  • the development of a "progressive psychoanalysis" for the twenty-first century.

Authored and edited works[edit]

Authored Works[edit]

Edited Works[edit]

Notes[edit]

  1. ^ Aron, L. (1996), A Meeting of Minds: Mutuality in Psychoanalysis, Hillsdale, NJ: The Analytic Press; Mitchell, S. A. and Aron, L., eds. (1999), Relational Psychoanalysis: The Emergence of a Tradition, Hillsdale, NJ: The Analytic Press; Aron, L. and Harris, A., eds. (2005), Relational Psychoanalysis II: Innovation and Expansion, Hillsdale, NJ: The Analytic Press; Dorfman, B. (2005), "Meeting Lew Aron's Mind: An Interview," Psychoanalytic Perspectives; Safran, J. D. (2009), Interview with Lewis Aron. Psychoanalytic Psychology. 26, 99–116.
  2. ^ http://postdocpsychoanalytic.as.nyu.edu/object/faculty.lewis.aron
  3. ^ Dorfman, B. (2005), "Meeting Lew Aron's Mind: An Interview," Psychoanalytic Perspectives
  4. ^ Mitchell, S. A. and Aron, L., eds. (1999), Relational Psychoanalysis: The Emergence of a Tradition, Hillsdale, NJ: The Analytic Press

External links[edit]

References[edit]

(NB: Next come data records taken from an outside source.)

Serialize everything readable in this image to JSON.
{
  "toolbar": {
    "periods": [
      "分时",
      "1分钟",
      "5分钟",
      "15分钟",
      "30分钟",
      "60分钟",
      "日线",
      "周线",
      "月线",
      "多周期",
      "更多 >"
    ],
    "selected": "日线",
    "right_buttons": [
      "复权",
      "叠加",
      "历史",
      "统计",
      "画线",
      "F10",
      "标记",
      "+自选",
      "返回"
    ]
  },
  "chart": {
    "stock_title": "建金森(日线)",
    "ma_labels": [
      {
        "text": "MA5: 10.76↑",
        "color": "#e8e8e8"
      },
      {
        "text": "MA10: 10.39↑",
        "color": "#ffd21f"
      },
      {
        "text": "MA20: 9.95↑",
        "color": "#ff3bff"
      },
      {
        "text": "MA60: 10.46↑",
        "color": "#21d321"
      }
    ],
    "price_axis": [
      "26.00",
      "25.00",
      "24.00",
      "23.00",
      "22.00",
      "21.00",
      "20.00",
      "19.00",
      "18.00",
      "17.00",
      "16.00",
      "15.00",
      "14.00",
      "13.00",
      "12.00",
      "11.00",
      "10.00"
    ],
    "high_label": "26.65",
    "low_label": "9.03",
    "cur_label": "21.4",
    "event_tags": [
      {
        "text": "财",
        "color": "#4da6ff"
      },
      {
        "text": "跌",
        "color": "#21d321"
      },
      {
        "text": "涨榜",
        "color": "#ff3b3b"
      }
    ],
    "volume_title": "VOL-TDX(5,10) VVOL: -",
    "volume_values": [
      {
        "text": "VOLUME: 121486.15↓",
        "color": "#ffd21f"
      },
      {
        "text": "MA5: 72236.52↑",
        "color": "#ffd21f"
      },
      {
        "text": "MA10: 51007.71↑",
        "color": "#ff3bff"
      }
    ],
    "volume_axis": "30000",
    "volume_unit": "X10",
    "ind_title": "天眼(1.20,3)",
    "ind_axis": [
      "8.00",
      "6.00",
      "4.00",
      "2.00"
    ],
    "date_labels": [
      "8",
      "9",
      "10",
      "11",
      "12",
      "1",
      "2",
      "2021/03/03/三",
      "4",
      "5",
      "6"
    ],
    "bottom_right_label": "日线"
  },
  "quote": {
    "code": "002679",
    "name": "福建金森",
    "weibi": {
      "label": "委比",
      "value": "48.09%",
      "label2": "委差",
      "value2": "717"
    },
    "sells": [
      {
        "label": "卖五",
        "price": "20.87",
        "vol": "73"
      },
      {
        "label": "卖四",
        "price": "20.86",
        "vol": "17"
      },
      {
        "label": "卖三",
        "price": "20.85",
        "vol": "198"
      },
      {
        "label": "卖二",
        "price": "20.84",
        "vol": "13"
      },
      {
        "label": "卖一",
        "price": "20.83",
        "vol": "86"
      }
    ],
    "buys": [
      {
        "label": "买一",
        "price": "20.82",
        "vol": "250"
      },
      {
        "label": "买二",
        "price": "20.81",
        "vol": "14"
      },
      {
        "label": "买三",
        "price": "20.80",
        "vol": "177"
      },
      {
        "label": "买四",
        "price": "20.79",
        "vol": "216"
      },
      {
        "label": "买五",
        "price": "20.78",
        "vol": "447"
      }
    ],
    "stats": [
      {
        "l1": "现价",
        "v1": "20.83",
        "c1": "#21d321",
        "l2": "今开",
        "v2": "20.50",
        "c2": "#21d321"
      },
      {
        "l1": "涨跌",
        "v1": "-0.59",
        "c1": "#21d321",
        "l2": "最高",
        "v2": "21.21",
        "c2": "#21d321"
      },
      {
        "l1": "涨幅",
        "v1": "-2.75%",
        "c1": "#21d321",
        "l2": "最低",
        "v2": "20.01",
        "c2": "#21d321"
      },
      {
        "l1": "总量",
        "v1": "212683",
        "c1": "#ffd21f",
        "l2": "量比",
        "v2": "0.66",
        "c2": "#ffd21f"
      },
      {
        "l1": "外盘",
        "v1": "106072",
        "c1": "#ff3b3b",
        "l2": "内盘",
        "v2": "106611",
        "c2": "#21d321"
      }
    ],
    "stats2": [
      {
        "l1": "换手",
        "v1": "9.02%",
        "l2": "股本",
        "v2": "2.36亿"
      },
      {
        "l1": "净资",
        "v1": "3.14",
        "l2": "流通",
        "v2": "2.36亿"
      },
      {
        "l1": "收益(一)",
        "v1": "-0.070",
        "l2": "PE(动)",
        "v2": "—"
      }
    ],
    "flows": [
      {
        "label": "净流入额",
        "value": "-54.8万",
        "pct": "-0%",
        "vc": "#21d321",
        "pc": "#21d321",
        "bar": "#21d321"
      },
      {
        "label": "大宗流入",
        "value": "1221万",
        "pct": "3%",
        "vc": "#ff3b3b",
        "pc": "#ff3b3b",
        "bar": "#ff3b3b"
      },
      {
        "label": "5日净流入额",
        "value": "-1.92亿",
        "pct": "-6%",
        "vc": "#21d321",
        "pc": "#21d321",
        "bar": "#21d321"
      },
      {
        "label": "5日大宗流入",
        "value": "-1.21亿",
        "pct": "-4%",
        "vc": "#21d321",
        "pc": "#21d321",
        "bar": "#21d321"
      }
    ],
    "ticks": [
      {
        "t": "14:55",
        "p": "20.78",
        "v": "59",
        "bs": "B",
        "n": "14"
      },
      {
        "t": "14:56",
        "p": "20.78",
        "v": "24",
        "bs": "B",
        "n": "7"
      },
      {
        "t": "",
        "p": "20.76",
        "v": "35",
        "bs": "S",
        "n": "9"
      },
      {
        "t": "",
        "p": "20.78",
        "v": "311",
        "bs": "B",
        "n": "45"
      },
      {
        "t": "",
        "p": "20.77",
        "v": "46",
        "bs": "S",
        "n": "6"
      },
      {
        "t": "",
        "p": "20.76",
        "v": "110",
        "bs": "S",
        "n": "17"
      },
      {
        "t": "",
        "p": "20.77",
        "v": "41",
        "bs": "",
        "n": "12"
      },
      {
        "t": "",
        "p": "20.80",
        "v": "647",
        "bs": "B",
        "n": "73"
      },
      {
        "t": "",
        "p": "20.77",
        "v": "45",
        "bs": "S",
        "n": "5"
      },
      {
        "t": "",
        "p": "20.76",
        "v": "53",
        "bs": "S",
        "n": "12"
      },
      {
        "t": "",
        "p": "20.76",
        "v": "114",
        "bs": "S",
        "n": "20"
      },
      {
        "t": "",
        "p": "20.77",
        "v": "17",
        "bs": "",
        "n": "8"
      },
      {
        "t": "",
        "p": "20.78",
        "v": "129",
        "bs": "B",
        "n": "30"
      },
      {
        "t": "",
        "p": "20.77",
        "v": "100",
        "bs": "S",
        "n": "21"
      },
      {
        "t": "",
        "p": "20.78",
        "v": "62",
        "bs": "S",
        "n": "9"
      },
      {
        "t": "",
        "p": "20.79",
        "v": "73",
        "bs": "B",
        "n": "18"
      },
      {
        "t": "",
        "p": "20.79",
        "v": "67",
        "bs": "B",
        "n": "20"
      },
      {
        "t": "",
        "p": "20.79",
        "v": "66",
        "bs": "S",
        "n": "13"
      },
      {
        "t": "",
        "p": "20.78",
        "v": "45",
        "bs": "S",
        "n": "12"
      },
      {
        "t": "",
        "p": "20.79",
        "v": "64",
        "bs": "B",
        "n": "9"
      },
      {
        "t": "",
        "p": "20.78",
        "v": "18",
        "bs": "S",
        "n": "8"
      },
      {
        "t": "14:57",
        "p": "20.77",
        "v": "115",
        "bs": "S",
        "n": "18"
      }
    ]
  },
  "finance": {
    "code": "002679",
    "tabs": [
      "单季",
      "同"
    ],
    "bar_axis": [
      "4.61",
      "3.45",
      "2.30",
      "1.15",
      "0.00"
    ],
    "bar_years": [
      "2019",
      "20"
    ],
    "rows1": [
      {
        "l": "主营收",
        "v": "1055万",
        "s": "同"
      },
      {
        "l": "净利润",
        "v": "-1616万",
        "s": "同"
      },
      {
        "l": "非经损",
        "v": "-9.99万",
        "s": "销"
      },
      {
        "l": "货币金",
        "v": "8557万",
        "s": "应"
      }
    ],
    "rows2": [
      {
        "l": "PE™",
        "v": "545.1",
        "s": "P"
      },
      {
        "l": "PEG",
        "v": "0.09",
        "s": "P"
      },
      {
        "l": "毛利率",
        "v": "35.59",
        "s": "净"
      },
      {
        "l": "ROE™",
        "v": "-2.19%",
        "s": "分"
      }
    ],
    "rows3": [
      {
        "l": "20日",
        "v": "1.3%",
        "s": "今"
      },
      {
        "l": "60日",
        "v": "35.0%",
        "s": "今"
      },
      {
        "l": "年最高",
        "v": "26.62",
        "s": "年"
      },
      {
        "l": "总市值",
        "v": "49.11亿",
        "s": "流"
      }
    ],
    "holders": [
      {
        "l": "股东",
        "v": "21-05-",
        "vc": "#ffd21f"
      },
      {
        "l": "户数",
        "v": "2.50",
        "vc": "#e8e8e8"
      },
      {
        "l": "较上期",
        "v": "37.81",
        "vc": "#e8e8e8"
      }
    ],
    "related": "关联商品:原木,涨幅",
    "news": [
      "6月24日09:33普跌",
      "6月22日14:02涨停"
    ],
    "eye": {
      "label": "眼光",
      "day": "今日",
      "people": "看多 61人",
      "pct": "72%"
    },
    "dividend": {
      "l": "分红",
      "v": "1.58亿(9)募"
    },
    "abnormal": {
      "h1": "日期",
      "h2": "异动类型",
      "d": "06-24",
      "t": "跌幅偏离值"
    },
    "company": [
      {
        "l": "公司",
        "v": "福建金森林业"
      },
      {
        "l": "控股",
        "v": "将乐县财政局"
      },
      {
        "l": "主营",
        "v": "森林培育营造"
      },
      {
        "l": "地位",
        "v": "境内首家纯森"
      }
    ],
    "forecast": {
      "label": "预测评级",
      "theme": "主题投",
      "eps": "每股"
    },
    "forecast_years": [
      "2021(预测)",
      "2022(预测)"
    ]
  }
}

  • Dorfman, B. (2005), "Meeting Lew Aron's Mind: An Interview" by Beth Dorfman, LCSW, Psychoanalytic Perspectives, 2005 http://www.lewaron.com/LA%20Interview%202005.pdf
  • Safran, J. D. (2009), Interview with Lewis Aron. Psychoanalytic Psychology. 26, 99–116. http://www.lewaron.com/SafranInterview09.pdf
  • Aron, L. & Harris, A. (2005). Relational psychoanalysis II: Innovation and expansion. Hillsdale, NJ: The Analytic Press.
  • Aron, L. (1996). A meeting of minds. Hillsdale, NJ: The Analytic Press.
  • Mitchell, S. A., & Aron, L. (1999). Relational psychoanalysis: The emergence of a tradition. Hillsdale, NJ: The Analytic Press.